Dermatitis, 20(1), 14-20.

[3] Funk JO, Maibach HI. (1994). Propylene glycol dermatitis: re-evaluation of an old problem. Contact Dermatitis, 31(4), 236-241.

[4] Lalla SC, Nguyen H, Chaudhry H, Killian JM, Drage LA, Davis MDP, Yiannias JA, Hall MR. (2018). Patch Testing to Propylene Glycol: The Mayo Clinic Experience. Dermatitis, 29(4), 200-205.

Why has Propylene Glycol been named 2018 “Allergen of the Year”?

Based on toxicological safety testing outcomes, Propylene Glycol is not a skin allergen in animals and human volunteers. However, rare instances of contact dermatitis have been reported in certain individuals using topical preparations containing Propylene Glycol. Hence, the 2018 “Allergen of the Year” label has been inappropriately applied to Propylene Glycol. Individuals with healthy skin and immune function have low risk of developing allergies to this non-hazardous substance. Recent studies indeed show that Propylene Glycol allergies develop as a result of a number of driving factors, such as compromised skin barrier and pre-existing allergies (these patients are allergic to several other substances in addition to Propylene Glycol). Therefore, on its own Propylene Glycol is unlikely to cause skin allergies and this Generally Recognized As Safe (GRAS) substance should not be equated with other confirmed skin sensitizers.
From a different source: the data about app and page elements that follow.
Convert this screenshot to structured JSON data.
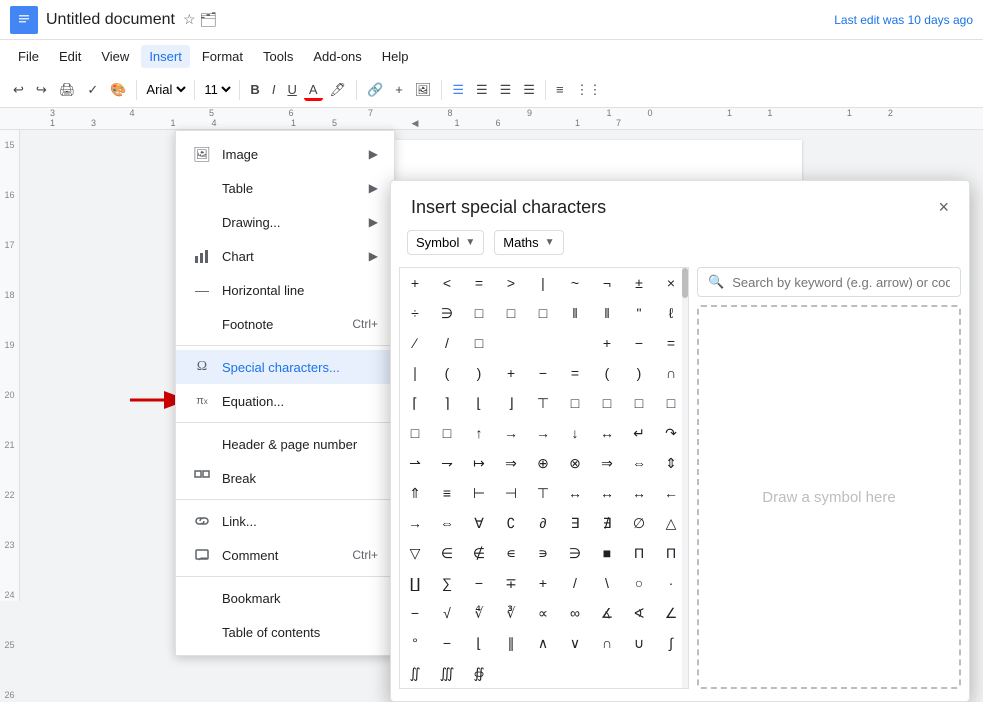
{
  "topbar": {
    "doc_icon": "📄",
    "title": "Untitled document",
    "star_icon": "☆",
    "folder_icon": "📁",
    "last_edit": "Last edit was 10 days ago"
  },
  "menubar": {
    "items": [
      "File",
      "Edit",
      "View",
      "Insert",
      "Format",
      "Tools",
      "Add-ons",
      "Help"
    ]
  },
  "toolbar": {
    "undo": "↩",
    "redo": "↪",
    "print": "🖨",
    "paint": "🎨",
    "font": "Arial",
    "font_size": "11",
    "bold": "B",
    "italic": "I",
    "underline": "U",
    "text_color": "A",
    "highlight": "🖊",
    "link": "🔗",
    "plus": "+",
    "image": "🖼"
  },
  "ruler": {
    "marks": [
      "3",
      "4",
      "5",
      "6",
      "7",
      "8",
      "9",
      "10",
      "11",
      "12",
      "13",
      "14",
      "15",
      "16",
      "17"
    ]
  },
  "sidebar": {
    "numbers": [
      "15",
      "16",
      "17",
      "18",
      "19",
      "20",
      "21",
      "22",
      "23",
      "24",
      "25",
      "26"
    ]
  },
  "dropdown": {
    "items": [
      {
        "id": "image",
        "icon": "🖼",
        "label": "Image",
        "has_arrow": true
      },
      {
        "id": "table",
        "icon": "",
        "label": "Table",
        "has_arrow": true
      },
      {
        "id": "drawing",
        "icon": "",
        "label": "Drawing...",
        "has_arrow": true
      },
      {
        "id": "chart",
        "icon": "📊",
        "label": "Chart",
        "has_arrow": true
      },
      {
        "id": "hline",
        "icon": "—",
        "label": "Horizontal line",
        "has_arrow": false
      },
      {
        "id": "footnote",
        "icon": "",
        "label": "Footnote",
        "shortcut": "Ctrl+",
        "has_arrow": false
      },
      {
        "id": "special",
        "icon": "Ω",
        "label": "Special characters...",
        "has_arrow": false,
        "highlighted": true
      },
      {
        "id": "equation",
        "icon": "π",
        "label": "Equation...",
        "has_arrow": false
      },
      {
        "id": "header",
        "icon": "",
        "label": "Header & page number",
        "has_arrow": false
      },
      {
        "id": "break",
        "icon": "⊞",
        "label": "Break",
        "has_arrow": false
      },
      {
        "id": "link",
        "icon": "🔗",
        "label": "Link...",
        "has_arrow": false
      },
      {
        "id": "comment",
        "icon": "💬",
        "label": "Comment",
        "shortcut": "Ctrl+",
        "has_arrow": false
      },
      {
        "id": "bookmark",
        "icon": "",
        "label": "Bookmark",
        "has_arrow": false
      },
      {
        "id": "toc",
        "icon": "",
        "label": "Table of contents",
        "has_arrow": false
      }
    ]
  },
  "dialog": {
    "title": "Insert special characters",
    "close_icon": "×",
    "dropdown1": "Symbol",
    "dropdown2": "Maths",
    "search_placeholder": "Search by keyword (e.g. arrow) or code point",
    "draw_text": "Draw a symbol here",
    "chars": [
      "+",
      "<",
      "=",
      ">",
      "|",
      "~",
      "¬",
      "±",
      "×",
      "÷",
      "∋",
      "□",
      "□",
      "□",
      "‖",
      "‖",
      "\"",
      "ℓ",
      "∕",
      "/",
      "□",
      " ",
      " ",
      " ",
      "+",
      "−",
      "=",
      "∣",
      "(",
      ")",
      "+",
      "−",
      "=",
      "(",
      ")",
      "∩",
      "⌈",
      "⌉",
      "⌊",
      "⌋",
      "⊤",
      "□",
      "□",
      "□",
      "□",
      "□",
      "□",
      "↑",
      "→",
      "→",
      "↓",
      "↔",
      "↵",
      "↷",
      "⇀",
      "⇁",
      "↦",
      "⇒",
      "⊕",
      "⊗",
      "⇒",
      "⇔",
      "⇕",
      "⇑",
      "≡",
      "⊢",
      "⊣",
      "⊤",
      "↔",
      "↔",
      "↔",
      "←",
      "→",
      "⇔",
      "∀",
      "∁",
      "∂",
      "∃",
      "∄",
      "∅",
      "△",
      "▽",
      "∈",
      "∉",
      "∊",
      "∍",
      "∋",
      "■",
      "Π",
      "Π",
      "∐",
      "∑",
      "−",
      "∓",
      "+",
      "/",
      "\\",
      "○",
      "·",
      "−",
      "√",
      "∜",
      "∛",
      "∝",
      "∞",
      "∡",
      "∢",
      "∠",
      "°",
      "−",
      "⌊",
      "∥",
      "∧",
      "∨",
      "∩",
      "∪",
      "∫",
      "∬",
      "∭",
      "∯"
    ]
  }
}
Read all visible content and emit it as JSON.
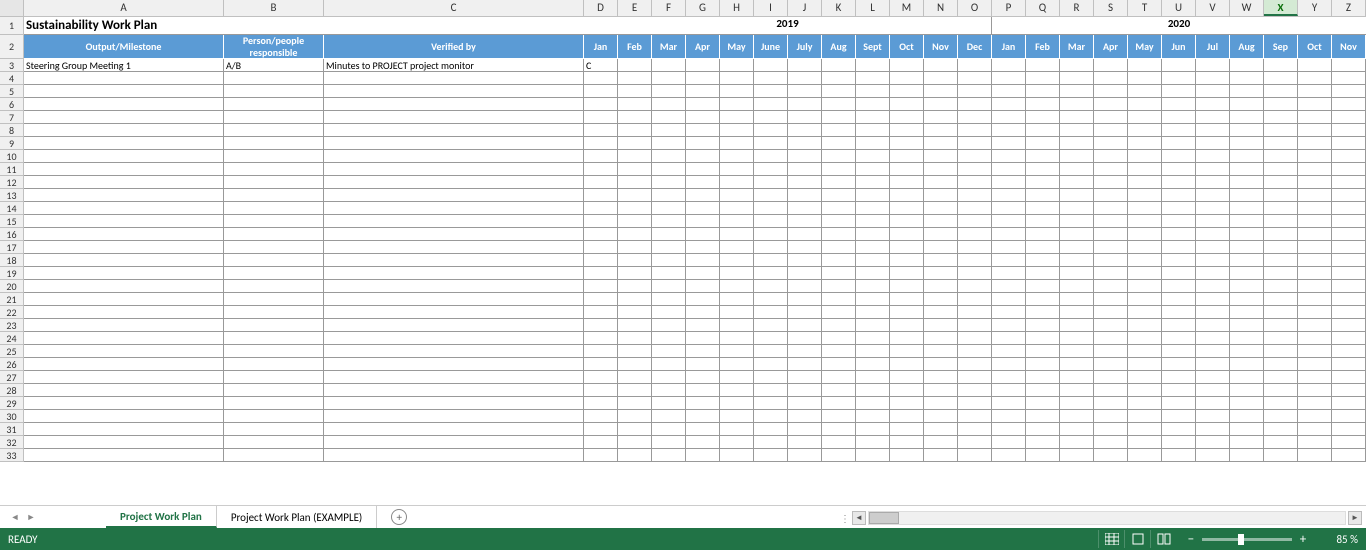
{
  "columns": [
    "A",
    "B",
    "C",
    "D",
    "E",
    "F",
    "G",
    "H",
    "I",
    "J",
    "K",
    "L",
    "M",
    "N",
    "O",
    "P",
    "Q",
    "R",
    "S",
    "T",
    "U",
    "V",
    "W",
    "X",
    "Y",
    "Z"
  ],
  "selected_column": "X",
  "title": "Sustainability Work Plan",
  "years": {
    "y2019": "2019",
    "y2020": "2020"
  },
  "headers": {
    "output": "Output/Milestone",
    "person": "Person/people responsible",
    "verified": "Verified by",
    "months": [
      "Jan",
      "Feb",
      "Mar",
      "Apr",
      "May",
      "June",
      "July",
      "Aug",
      "Sept",
      "Oct",
      "Nov",
      "Dec",
      "Jan",
      "Feb",
      "Mar",
      "Apr",
      "May",
      "Jun",
      "Jul",
      "Aug",
      "Sep",
      "Oct",
      "Nov"
    ]
  },
  "data_row": {
    "a": "Steering Group Meeting 1",
    "b": "A/B",
    "c": "Minutes to PROJECT project monitor",
    "d": "C"
  },
  "tabs": {
    "active": "Project Work Plan",
    "other": "Project Work Plan (EXAMPLE)"
  },
  "status": {
    "ready": "READY",
    "zoom": "85 %"
  }
}
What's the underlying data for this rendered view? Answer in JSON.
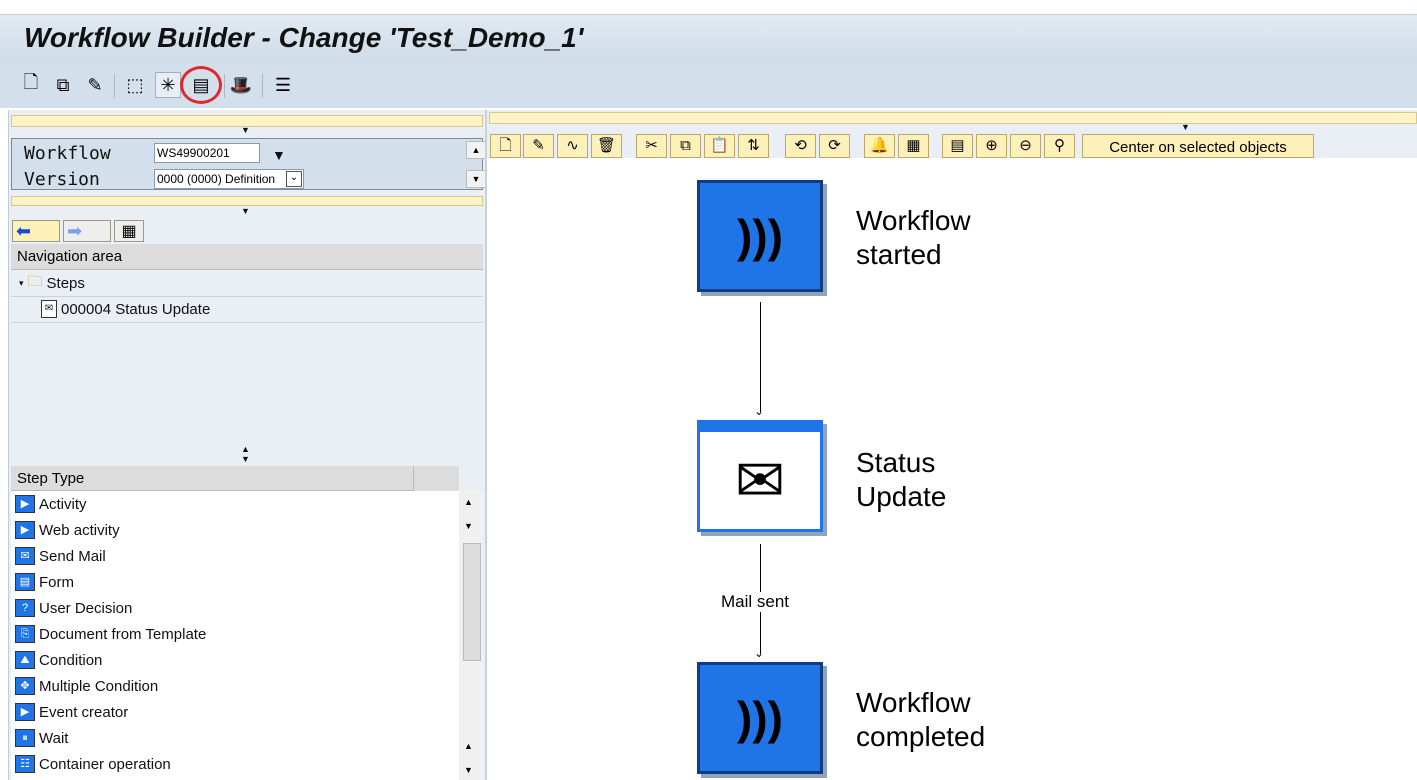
{
  "window": {
    "title": "Workflow Builder - Change 'Test_Demo_1'"
  },
  "toolbar": {
    "icons": [
      "new-document-icon",
      "copy-icon",
      "edit-pencil-icon",
      "hierarchy-icon",
      "wizard-icon",
      "workflow-container-icon",
      "hat-icon",
      "list-icon"
    ]
  },
  "header": {
    "workflow_label": "Workflow",
    "workflow_value": "WS49900201",
    "version_label": "Version",
    "version_value": "0000 (0000) Definition"
  },
  "navigation": {
    "title": "Navigation area",
    "folder": "Steps",
    "items": [
      "000004 Status Update"
    ]
  },
  "step_types": {
    "title": "Step Type",
    "items": [
      "Activity",
      "Web activity",
      "Send Mail",
      "Form",
      "User Decision",
      "Document from Template",
      "Condition",
      "Multiple Condition",
      "Event creator",
      "Wait",
      "Container operation"
    ]
  },
  "graphic": {
    "center_button": "Center on selected objects",
    "nodes": [
      {
        "line1": "Workflow",
        "line2": "started"
      },
      {
        "line1": "Status",
        "line2": "Update"
      },
      {
        "line1": "Workflow",
        "line2": "completed"
      }
    ],
    "edge_label": "Mail sent"
  }
}
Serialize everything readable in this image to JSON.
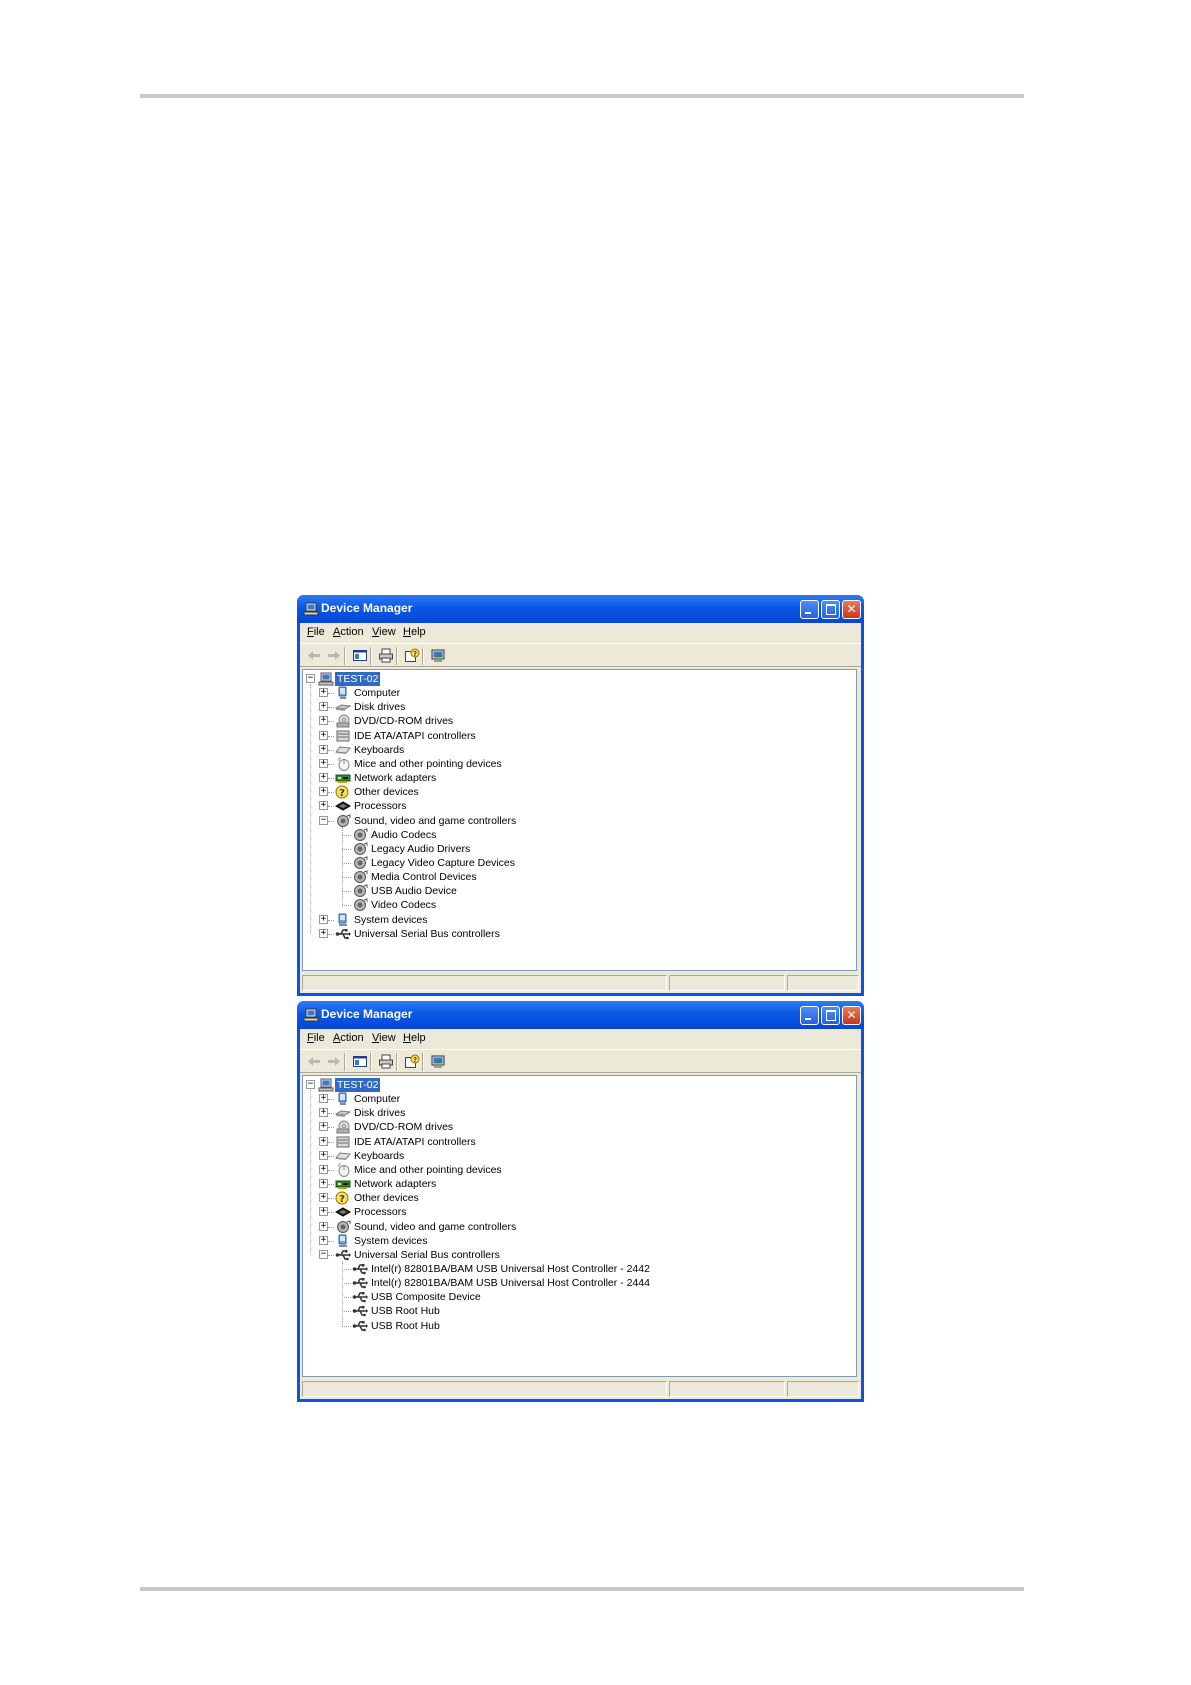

Di Propylene Glycols

Which products contain Di Propylene Glycol?

Personal care products such as deodorants, fragrances and perfumes, facial make-ups, soaps, shaving and skin care formulations, may contain DPG. Furthermore, DPG can be used as a raw material in the manufacture of polyester resins and of benzoate plasticizers. However, the DPG is converted to such products and it is essentially not present as DPG.

Can Di Propylene Glycol have adverse health effects?

Under conditions of normal use, DPG is a low concern for adverse health effects. DPG has low acute toxicity by oral, dermal and inhalation routes of exposure, although transient signs of altered nervous system function (commonly observed with short-chain glycol exposure) may occur following oral exposure to high levels. It is not irritating to the eyes or skin and does not cause allergic skin reactions. DPG is not a concern for repeated exposure toxicity at relevant exposure levels and is not considered to be carcinogenic or genotoxic, nor does it have effects on fertility or reproduction. 

Can DPG be harmful in the environment?

Under conditions of normal use, DPG is a low concern for adverse environmental effects. In the environment, DPG is readily biodegradable, is not expected to bio-accumulate and is of very low toxicity to aquatic organisms.

Is the use of DPG regulated?

Please refer to the section on Regulatory and Science.

What happens with DPG in the body?

DPG is expected to be readily absorbed by oral exposure but exposures through the skin are likely negligible and inhalation exposure to significant quantities of DPG is not expected.  Studies on the metabolism of structurally similar propylene glycols indicate that in the body DPG will readily break down to propylene glycol and then to carbon dioxide.